Take the 2-minute tour ×
Stack Overflow is a question and answer site for professional and enthusiast programmers. It's 100% free, no registration required.

How do you set the frameSize of a QMainWindow?

To explain what I'm trying to do, the requirement I need to meet is that the height of my program's main window be equal to the screen height minus taskbar; but the width should be considerably less than the screen width on a modern wide screen monitor, so I can't just maximize the window.

I can find the screen height minus taskbar no problem with QApplication::desktop()->availableGeometry(). Calling resize on the window with this value doesn't work, however; as far as I can tell, resize makes the interior take up a certain space, as opposed to making the exterior fit within a certain space. The documentation seems to suggest the relevant window property is frameSize, but doesn't provide a direct way of setting it. I can probably do some trial and error feedback between resize and frameSize, but is there a more elegant/idiomatic way to do it?

share|improve this question

1 Answer 1

up vote 5 down vote accepted

It's not that complicated. See here for a nice diagram. You can use frameGeometry() and geometry() to get the frame widths (horizontal and vertical), and you can then subtract these from your desired frame size before calling resize() (or setFixedSize() if that is more appropriate for you).

The only way this can go wrong is if the frame widths change as a result of the resize. Let me know if it works!

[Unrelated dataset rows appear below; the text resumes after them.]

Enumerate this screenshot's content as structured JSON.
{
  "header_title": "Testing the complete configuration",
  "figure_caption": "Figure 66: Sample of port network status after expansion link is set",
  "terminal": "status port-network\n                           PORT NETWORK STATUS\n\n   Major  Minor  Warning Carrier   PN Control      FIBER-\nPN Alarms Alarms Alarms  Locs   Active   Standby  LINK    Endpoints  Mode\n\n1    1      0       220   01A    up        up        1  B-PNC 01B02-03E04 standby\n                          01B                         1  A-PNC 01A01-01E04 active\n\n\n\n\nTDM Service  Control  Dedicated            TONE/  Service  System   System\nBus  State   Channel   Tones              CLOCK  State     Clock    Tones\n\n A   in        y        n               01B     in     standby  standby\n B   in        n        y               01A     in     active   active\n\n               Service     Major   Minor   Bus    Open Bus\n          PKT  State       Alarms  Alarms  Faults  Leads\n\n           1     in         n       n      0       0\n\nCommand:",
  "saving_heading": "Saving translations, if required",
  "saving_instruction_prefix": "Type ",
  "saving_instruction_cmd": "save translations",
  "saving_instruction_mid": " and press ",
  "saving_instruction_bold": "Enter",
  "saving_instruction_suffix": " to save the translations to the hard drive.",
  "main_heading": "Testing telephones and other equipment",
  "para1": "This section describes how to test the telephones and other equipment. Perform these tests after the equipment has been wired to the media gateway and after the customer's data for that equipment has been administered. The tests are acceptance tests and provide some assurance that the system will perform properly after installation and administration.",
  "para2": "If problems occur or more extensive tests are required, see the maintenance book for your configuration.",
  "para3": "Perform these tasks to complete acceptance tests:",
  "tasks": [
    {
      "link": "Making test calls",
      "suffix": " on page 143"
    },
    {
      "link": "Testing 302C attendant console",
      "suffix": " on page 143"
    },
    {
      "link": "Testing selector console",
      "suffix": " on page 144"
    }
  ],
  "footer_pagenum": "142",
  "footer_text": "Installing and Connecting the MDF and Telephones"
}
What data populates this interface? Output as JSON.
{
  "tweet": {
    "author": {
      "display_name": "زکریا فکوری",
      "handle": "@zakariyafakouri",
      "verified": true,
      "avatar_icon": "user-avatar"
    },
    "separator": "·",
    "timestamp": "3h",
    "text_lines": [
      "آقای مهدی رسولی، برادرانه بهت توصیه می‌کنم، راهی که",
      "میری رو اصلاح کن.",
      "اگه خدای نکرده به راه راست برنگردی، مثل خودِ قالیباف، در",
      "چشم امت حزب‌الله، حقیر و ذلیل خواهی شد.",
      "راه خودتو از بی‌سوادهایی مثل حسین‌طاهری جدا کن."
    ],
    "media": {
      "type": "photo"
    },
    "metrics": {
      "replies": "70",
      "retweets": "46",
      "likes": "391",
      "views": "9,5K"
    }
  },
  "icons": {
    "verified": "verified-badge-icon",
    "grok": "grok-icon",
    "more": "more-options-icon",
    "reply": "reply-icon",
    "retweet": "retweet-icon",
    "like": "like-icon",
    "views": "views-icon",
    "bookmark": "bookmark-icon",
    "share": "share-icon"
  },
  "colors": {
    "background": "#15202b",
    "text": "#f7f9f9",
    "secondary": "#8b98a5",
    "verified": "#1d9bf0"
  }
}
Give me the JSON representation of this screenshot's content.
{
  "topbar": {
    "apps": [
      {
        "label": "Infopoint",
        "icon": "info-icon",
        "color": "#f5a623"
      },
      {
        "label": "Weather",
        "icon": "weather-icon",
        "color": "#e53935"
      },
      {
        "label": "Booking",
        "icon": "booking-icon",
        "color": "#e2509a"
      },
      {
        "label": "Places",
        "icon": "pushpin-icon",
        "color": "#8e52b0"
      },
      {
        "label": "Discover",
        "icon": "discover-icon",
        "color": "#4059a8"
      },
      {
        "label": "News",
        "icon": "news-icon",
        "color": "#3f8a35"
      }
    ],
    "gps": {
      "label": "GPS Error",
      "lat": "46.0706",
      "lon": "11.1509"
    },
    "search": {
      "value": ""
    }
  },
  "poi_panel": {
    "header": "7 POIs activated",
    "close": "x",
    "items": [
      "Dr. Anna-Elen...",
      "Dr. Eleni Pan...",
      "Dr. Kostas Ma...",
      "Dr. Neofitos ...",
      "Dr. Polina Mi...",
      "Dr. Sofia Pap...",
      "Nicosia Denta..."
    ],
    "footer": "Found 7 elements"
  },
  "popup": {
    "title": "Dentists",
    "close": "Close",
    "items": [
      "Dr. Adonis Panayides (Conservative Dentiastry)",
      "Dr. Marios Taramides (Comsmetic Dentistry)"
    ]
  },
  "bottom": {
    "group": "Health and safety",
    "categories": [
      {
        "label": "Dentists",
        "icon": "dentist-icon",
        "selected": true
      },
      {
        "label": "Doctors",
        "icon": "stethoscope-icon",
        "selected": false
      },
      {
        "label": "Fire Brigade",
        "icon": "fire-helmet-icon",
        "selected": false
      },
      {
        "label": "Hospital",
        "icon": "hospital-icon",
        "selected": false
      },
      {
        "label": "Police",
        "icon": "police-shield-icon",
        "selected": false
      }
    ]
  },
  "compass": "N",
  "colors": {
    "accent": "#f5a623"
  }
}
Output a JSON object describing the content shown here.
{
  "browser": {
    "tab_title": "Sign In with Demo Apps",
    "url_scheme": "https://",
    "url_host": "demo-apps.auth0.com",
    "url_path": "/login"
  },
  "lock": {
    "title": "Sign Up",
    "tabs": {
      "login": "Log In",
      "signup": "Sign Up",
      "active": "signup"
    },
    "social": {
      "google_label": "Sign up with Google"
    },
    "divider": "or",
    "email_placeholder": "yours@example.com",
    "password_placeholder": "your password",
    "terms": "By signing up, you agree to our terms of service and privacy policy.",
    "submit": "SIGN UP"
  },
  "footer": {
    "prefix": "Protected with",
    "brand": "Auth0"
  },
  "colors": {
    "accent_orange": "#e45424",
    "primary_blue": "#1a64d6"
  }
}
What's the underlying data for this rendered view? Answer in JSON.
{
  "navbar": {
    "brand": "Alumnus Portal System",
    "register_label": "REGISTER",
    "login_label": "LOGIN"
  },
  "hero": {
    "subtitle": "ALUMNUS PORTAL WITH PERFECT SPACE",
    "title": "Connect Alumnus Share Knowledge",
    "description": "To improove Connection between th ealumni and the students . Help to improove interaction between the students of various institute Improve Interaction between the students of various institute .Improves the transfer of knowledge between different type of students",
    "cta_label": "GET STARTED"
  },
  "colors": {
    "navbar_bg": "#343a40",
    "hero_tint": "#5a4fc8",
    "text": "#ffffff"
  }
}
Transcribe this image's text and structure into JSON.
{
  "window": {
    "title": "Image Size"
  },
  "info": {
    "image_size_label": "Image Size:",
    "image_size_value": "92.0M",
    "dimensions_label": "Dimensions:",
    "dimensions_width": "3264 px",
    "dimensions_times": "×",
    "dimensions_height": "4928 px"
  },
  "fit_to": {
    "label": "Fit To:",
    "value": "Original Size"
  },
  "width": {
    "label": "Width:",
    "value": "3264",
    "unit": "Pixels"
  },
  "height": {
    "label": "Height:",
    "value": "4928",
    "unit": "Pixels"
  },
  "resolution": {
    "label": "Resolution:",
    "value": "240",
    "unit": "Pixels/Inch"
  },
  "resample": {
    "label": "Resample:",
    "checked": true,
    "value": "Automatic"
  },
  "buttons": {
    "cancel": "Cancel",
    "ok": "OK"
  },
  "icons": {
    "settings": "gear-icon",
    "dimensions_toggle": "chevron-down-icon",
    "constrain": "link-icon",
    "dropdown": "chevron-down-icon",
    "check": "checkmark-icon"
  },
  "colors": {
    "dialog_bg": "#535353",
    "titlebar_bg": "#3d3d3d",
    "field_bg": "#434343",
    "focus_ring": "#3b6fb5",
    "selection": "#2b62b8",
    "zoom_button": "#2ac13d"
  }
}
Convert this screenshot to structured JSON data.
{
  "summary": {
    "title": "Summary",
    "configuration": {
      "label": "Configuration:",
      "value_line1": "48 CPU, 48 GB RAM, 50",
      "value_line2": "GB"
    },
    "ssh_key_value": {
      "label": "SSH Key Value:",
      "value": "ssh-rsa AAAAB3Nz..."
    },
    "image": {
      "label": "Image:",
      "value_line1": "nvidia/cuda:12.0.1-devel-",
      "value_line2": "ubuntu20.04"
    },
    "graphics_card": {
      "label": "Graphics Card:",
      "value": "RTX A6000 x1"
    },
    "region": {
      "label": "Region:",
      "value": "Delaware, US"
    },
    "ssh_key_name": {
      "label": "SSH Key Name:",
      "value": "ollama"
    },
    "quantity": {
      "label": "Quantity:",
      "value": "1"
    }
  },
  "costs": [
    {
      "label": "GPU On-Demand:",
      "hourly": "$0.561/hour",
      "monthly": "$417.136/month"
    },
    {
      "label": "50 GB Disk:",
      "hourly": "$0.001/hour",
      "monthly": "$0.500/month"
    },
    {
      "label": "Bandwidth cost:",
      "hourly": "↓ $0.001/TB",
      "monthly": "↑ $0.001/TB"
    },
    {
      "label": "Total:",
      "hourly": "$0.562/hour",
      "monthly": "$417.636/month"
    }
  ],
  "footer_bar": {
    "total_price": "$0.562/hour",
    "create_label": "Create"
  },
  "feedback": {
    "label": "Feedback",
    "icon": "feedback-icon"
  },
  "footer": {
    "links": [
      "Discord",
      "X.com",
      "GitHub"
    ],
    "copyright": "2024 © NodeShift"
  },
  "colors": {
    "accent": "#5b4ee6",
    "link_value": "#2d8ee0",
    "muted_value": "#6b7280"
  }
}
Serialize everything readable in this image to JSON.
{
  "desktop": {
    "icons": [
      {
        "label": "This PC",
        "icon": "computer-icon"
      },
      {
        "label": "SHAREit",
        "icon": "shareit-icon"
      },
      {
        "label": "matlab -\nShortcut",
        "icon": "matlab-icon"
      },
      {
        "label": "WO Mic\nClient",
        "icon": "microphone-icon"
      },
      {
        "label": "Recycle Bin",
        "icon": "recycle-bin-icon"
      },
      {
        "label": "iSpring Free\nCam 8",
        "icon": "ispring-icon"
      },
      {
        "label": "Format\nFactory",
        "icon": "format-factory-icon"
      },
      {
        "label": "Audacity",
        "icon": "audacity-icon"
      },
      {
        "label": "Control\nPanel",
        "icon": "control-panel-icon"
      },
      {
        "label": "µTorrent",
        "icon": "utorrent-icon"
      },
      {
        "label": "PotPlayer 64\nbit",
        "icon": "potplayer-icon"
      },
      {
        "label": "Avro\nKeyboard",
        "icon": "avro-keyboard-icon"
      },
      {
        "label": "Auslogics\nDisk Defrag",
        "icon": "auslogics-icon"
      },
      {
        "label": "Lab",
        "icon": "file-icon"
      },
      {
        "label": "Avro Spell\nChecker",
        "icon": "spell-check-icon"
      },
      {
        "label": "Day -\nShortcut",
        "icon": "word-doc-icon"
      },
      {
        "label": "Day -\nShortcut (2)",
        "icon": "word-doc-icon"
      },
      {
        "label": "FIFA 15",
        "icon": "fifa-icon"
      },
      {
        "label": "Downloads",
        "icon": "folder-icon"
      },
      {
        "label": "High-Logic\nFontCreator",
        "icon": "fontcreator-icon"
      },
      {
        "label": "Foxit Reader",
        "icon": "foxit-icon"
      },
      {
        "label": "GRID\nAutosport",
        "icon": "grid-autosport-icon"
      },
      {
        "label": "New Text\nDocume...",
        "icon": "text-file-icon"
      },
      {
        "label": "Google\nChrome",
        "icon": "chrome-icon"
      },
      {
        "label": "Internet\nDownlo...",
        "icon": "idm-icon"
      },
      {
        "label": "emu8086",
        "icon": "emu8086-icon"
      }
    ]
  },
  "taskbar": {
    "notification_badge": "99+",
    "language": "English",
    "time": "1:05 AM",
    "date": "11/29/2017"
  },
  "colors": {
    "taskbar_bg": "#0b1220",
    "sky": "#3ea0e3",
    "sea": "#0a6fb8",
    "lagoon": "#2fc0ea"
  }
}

share|improve this answer
Right, the tricky part is that frameGeometry is not set until after the window is shown for the first time (apparently this isn't an API defect, Qt just doesn't know beforehand because the window frame is drawn by the host operating system). Workaround solution: first time the program runs, display the window as a small box, wait till it connects with a server (so it's a natural jump from the user's perspective) then resize to screen height. Then save the resulting window geometry for subsequent runs. –  rwallace Feb 6 '11 at 0:04
OK, I didn't realise that. Your workaround can be made perfectly robust by checking after the resize that the saved frame geometry is still valid. That way, if the user changes the desktop style or whatever, you can just redraw the window accordingly and save the new value for next time. –  TonyK Feb 6 '11 at 0:09

Your Answer


By posting your answer, you agree to the privacy policy and terms of service.

Not the answer you're looking for? Browse other questions tagged or ask your own question.